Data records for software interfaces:
—————
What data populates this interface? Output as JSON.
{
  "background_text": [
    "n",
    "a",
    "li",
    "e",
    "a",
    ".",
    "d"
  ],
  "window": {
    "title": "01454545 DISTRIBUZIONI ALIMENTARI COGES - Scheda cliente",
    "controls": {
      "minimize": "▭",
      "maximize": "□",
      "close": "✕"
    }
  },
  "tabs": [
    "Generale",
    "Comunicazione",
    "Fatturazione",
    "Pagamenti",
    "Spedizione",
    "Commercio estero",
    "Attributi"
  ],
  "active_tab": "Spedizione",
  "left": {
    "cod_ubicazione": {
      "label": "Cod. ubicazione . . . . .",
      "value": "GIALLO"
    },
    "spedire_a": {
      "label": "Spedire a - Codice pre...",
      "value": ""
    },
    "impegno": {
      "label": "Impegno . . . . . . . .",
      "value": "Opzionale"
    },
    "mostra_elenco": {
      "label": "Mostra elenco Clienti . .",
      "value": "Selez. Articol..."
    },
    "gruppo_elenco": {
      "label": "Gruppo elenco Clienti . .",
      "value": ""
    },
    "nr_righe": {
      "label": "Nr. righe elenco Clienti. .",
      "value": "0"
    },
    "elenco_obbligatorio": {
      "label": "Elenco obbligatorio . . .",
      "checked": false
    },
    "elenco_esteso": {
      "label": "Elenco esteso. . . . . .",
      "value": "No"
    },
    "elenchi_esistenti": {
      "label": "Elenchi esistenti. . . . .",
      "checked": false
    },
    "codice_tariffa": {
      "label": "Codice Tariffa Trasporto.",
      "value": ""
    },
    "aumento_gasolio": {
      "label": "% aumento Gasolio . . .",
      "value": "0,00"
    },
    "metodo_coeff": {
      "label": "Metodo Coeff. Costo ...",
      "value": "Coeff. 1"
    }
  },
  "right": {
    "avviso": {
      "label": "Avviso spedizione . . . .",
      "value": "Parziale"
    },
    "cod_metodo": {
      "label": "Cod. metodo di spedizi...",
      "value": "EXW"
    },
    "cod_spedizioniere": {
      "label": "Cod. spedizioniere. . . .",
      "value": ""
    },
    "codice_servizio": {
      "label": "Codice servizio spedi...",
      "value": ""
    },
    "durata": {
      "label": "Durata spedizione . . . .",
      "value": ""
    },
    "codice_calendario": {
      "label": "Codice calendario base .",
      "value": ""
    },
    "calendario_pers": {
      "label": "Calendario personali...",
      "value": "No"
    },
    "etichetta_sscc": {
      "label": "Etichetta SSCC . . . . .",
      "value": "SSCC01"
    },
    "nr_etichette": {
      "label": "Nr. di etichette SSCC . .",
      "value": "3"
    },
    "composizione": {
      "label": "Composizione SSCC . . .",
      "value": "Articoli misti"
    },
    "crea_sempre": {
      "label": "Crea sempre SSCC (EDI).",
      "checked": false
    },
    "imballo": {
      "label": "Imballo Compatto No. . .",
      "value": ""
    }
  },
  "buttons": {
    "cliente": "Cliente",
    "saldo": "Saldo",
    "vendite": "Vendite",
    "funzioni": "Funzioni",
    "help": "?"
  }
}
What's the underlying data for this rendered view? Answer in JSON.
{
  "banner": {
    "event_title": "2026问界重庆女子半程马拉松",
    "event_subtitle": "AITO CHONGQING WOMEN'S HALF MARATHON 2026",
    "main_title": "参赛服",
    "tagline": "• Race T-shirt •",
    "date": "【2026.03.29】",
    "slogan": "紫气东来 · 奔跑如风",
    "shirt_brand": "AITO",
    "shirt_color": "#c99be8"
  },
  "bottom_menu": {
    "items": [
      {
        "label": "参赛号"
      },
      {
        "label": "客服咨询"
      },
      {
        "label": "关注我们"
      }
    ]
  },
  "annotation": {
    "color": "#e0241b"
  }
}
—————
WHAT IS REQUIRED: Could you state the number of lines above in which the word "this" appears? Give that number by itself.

EXERCISE RESPONSE: 2